# Concluding Remarks¶

Upon revisiting the solution and examining the flow values, we observe that they are all integers, despite the absence of any explicit requirement for the flow to be integral. This outcome is not coincidental; it is a highly advantageous characteristic of network linear programs. This phenomenon arises due to the total unimodularity of the constraint matrix in a network program. As a result, formulating network problems as network linear programs is always beneficial.

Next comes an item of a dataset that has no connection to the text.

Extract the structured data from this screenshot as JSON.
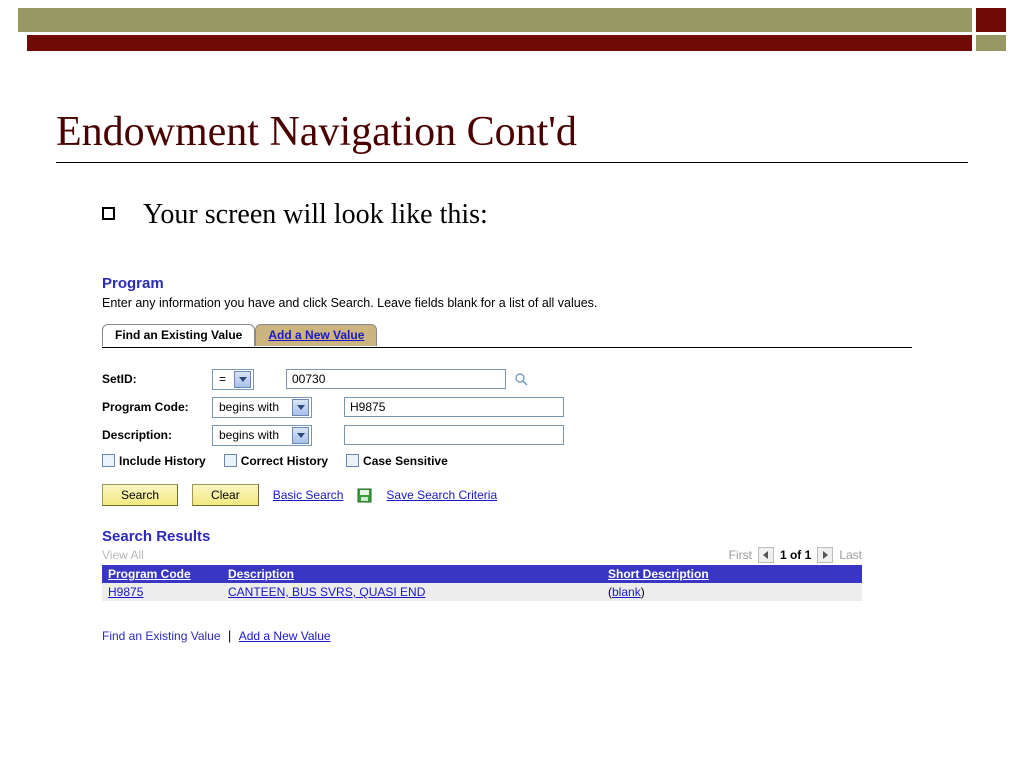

Doing so ensures that, while solving linear programming problems, we can consistently obtain integer results.